The worship and iconographic portrayals of St. Anthony the Abbot
The Saint is usually shown as an old man with a long white beard, characteristic for his T-shaped staff and the small pig at his feet. This animal in actual fact was never mentioned during St. Anthony’s lifetime and only later elected as an emblem for the Order of Tau, mainly because the confraternity was famous for using pork fat to cure many ailments. The fact that friars raised pigs further strengthened the links between the image of the Saint and domestic animals, so that he has since officially become their patron saint. The Pistoia farming community therefore used to gather together at the Church of Tau for the benediction of their animals on the Saint’s Feast Day of January 17th.

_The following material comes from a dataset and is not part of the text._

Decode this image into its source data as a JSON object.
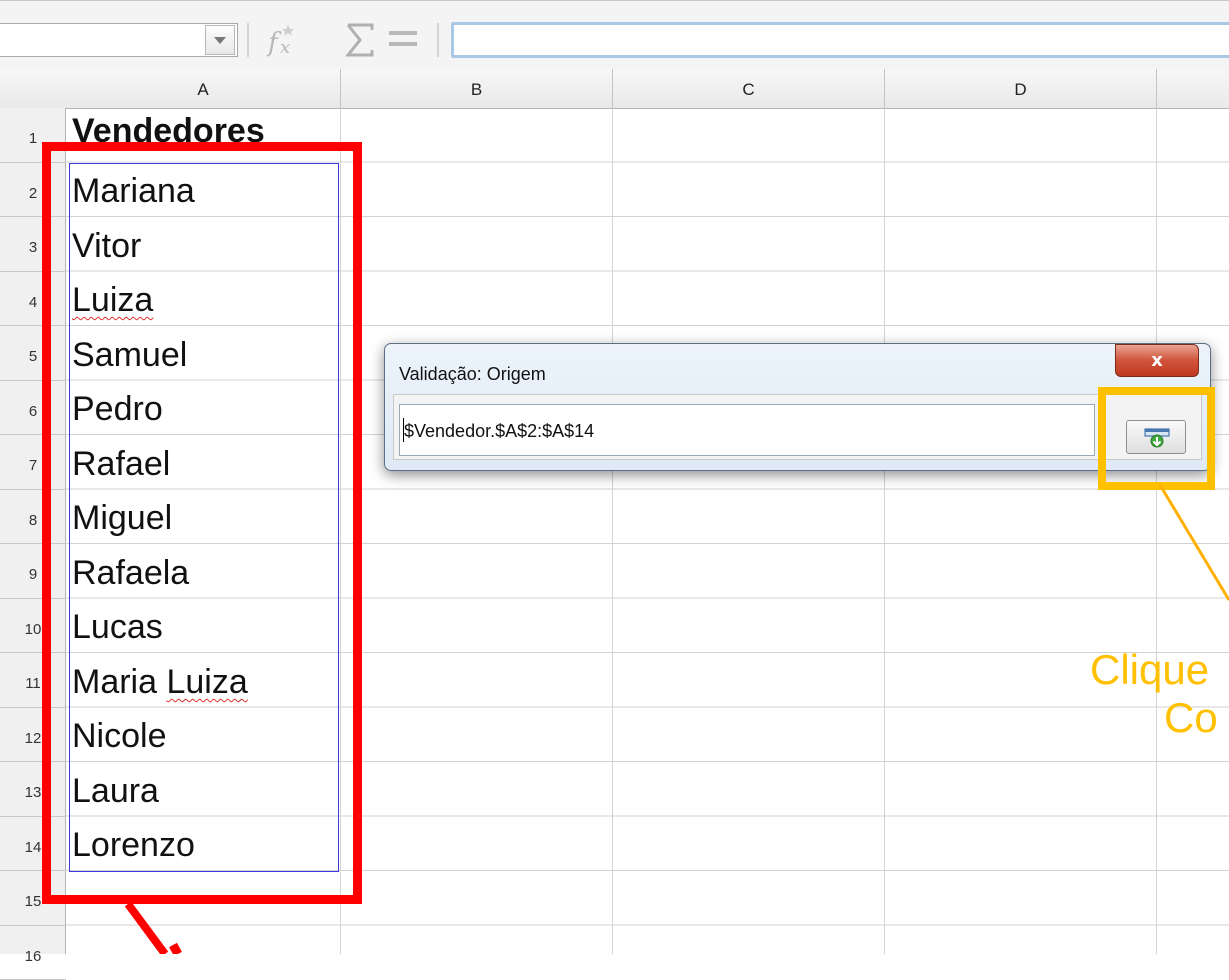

Small loaves of consecrated bread were distributed on this occasion, especially in Pistoia, and preserved by the faithful: even today worship of the saint still appears to be strongly rooted in country areas, though often in different forms, and images of St. Anthony can frequently be found in the cattle stalls, as his presence alone is enough to ward off bad luck and sickness.